  • 3 cups fresh or frozen corn kernels (4 ears)
  • Coarse salt and freshly ground pepper
  • 1 tablespoon coarsely chopped fresh sage
  • 1 tablespoon picked fresh thyme leaves


  1. Step 1

    In a large skillet, heat oil and butter over medium-high heat. Add garlic and onion; cook until translucent, about 4 minutes. Add bell peppers, zucchini, lima beans, and corn. Season with salt and pepper. Cook, stirring occasionally, until vegetables are tender, about 10 minutes. Stir in herbs, and serve.
And that's all there is to it. I hope you have a wonderful weekend and that any faces you might encounter are friendly and on a living thing.

Wednesday, July 3, 2013

Answering the Call with the Easiest Cookie EVER!

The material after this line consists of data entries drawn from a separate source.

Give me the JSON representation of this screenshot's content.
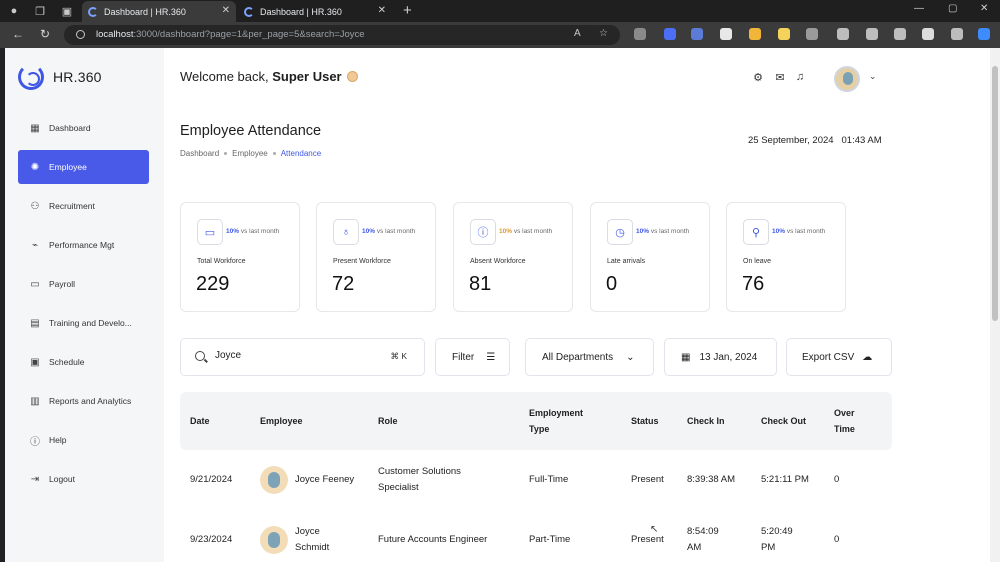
{
  "browser": {
    "tabs": [
      {
        "title": "Dashboard | HR.360",
        "active": true
      },
      {
        "title": "Dashboard | HR.360",
        "active": false
      }
    ],
    "url_host": "localhost",
    "url_path": ":3000/dashboard?page=1&per_page=5&search=Joyce"
  },
  "app": {
    "logo_text": "HR.360",
    "sidebar": [
      {
        "label": "Dashboard",
        "icon": "grid-icon",
        "active": false
      },
      {
        "label": "Employee",
        "icon": "employee-icon",
        "active": true
      },
      {
        "label": "Recruitment",
        "icon": "user-plus-icon",
        "active": false
      },
      {
        "label": "Performance Mgt",
        "icon": "chart-icon",
        "active": false
      },
      {
        "label": "Payroll",
        "icon": "wallet-icon",
        "active": false
      },
      {
        "label": "Training and Develo...",
        "icon": "book-icon",
        "active": false
      },
      {
        "label": "Schedule",
        "icon": "calendar-icon",
        "active": false
      },
      {
        "label": "Reports and Analytics",
        "icon": "report-icon",
        "active": false
      },
      {
        "label": "Help",
        "icon": "help-icon",
        "active": false
      },
      {
        "label": "Logout",
        "icon": "logout-icon",
        "active": false
      }
    ],
    "header": {
      "welcome_prefix": "Welcome back, ",
      "welcome_name": "Super User"
    },
    "page": {
      "title": "Employee Attendance",
      "breadcrumb": [
        "Dashboard",
        "Employee",
        "Attendance"
      ],
      "date": "25 September, 2024",
      "time": "01:43 AM"
    },
    "cards": [
      {
        "trend": "10%",
        "trend_suffix": " vs last month",
        "label": "Total Workforce",
        "value": "229",
        "trend_color": "#3e57e5"
      },
      {
        "trend": "10%",
        "trend_suffix": " vs last month",
        "label": "Present Workforce",
        "value": "72",
        "trend_color": "#3e57e5"
      },
      {
        "trend": "10%",
        "trend_suffix": " vs last month",
        "label": "Absent Workforce",
        "value": "81",
        "trend_color": "#e0962a"
      },
      {
        "trend": "10%",
        "trend_suffix": " vs last month",
        "label": "Late arrivals",
        "value": "0",
        "trend_color": "#3e57e5"
      },
      {
        "trend": "10%",
        "trend_suffix": " vs last month",
        "label": "On leave",
        "value": "76",
        "trend_color": "#3e57e5"
      }
    ],
    "controls": {
      "search_value": "Joyce",
      "search_shortcut": "⌘ K",
      "filter_label": "Filter",
      "department_label": "All Departments",
      "date_label": "13 Jan, 2024",
      "export_label": "Export CSV"
    },
    "table": {
      "headers": [
        "Date",
        "Employee",
        "Role",
        "Employment Type",
        "Status",
        "Check In",
        "Check Out",
        "Over Time"
      ],
      "rows": [
        {
          "date": "9/21/2024",
          "employee": "Joyce Feeney",
          "role": "Customer Solutions Specialist",
          "type": "Full-Time",
          "status": "Present",
          "check_in": "8:39:38 AM",
          "check_out": "5:21:11 PM",
          "overtime": "0"
        },
        {
          "date": "9/23/2024",
          "employee": "Joyce Schmidt",
          "role": "Future Accounts Engineer",
          "type": "Part-Time",
          "status": "Present",
          "check_in": "8:54:09 AM",
          "check_out": "5:20:49 PM",
          "overtime": "0"
        }
      ]
    },
    "accent_color": "#4a5ae8"
  }
}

As I was about to run out of the house yesterday, I remembered I needed to make cookies for my church. You see, my church is giving out cookies for a community block party. My pastor has asked the congregation for 100 dozen cookies.
Wanting to do my part, I decide to contribute a few dozen. A jam-packed day had me looking for a cookie recipe that was quick and easy; but still homemade and special. 
My solution; cake mix cookies. Here it is. If you want 4th of July cookies, use red, white and blue sprinkles:
1 box of cake mix (any flavor)
2 eggs
1/2 cup vegetable oil
1 cup of sprinkles

Directions:  Preheat oven to 350 degrees.
Mix ingredients.  
Roll into small balls. Place on ungreased cookie sheet.
Bake 4-8 minutes.

Tuesday, July 2, 2013

Satan Couldn't Be Everywhere

Satan couldn't be everywhere at once, so he created radishes.

Look at 'em, just sitting there in that pretty bowl, acting so innocent.

"I'm crunchy! I'm bursting with flavor! People who like many of the same foods you like LOVE me!"

So you pick one up. You hold it over your plate. You salt it. You pop it into your mouth.


Oh, dear God, somewhere, I am assured, there is a radish that does NOT make you want to rinse your mouth out with Antarctica, but I haven't found it yet.

Marian "Blistermouth" Allen
Fantasies, mysteries, comedies, recipes

Monday, July 1, 2013

Tomato and Cucumber Salad for Summer! By Ellie Grant

Tomato/Cucumber Salad
From Plum Deadly
A Pie Shop Mystery
By Ellie Grant 

Tomatoes are my favorite food during the summer. They are never as good as when you pick them fresh from the plant but even produce stands can hardly go wrong with home grown tomatoes.

We are fortunate that cucumbers are growing at the same time and that we can put these two great tastes together in a summer salad. This is excellent as a side dish or as a meal itself!
I like to add onion and a little fresh garlic to this. The combination is delicious!
Add two cucumbers, thinly sliced and peeled, with three sliced tomatoes in a bowl. Slice thinly one clove of fresh garlic and add to the mixture. 
Add two tablespoons of red wine vinegar to the bowl and one quarter cup light olive oil.
Toss lightly and add salt and pepper to taste. Delightful summertime fare!


By Ellie Grant
Out September 3rd from Gallery Books (Simon and Schuster)
Unjustly accused of cooking the books, Maggie Grady is forced to retreat from her high-flying New York financial career to the town where she grew up. Her aunt Clara greets her with open arms and a job at the family-owned business that has baked the best pies in the South for over forty years. Unfortunately, while Maggie is determined to return to banking, her reputation there seems permanently in the pits. That is, until her old boss, Lou, visits with news that he’s found the real crook. Before he can reveal the details, though, Maggie finds his body right behind the pie shop.

With only her own word that Lou planned to exonerate her, Maggie is in the spotlight. The police seem to suspect that Aunt Clara’s damson pie may not be just dangerously delectable, but downright deadly. Maggie doesn’t just have her own name to clear; she has to make sure that her aunt’s beloved business isn’t harmed, either. Yummy local reporter Ryan Summerour appears eager to help, and Maggie can’t help hoping that it’s not just the police who find her a person of interest—but Ryan, as well. She’d thought it challenging to make the perfect pie crust that Aunt Clara demands, but that turns out to be nothing compared with finding a murderer. . . .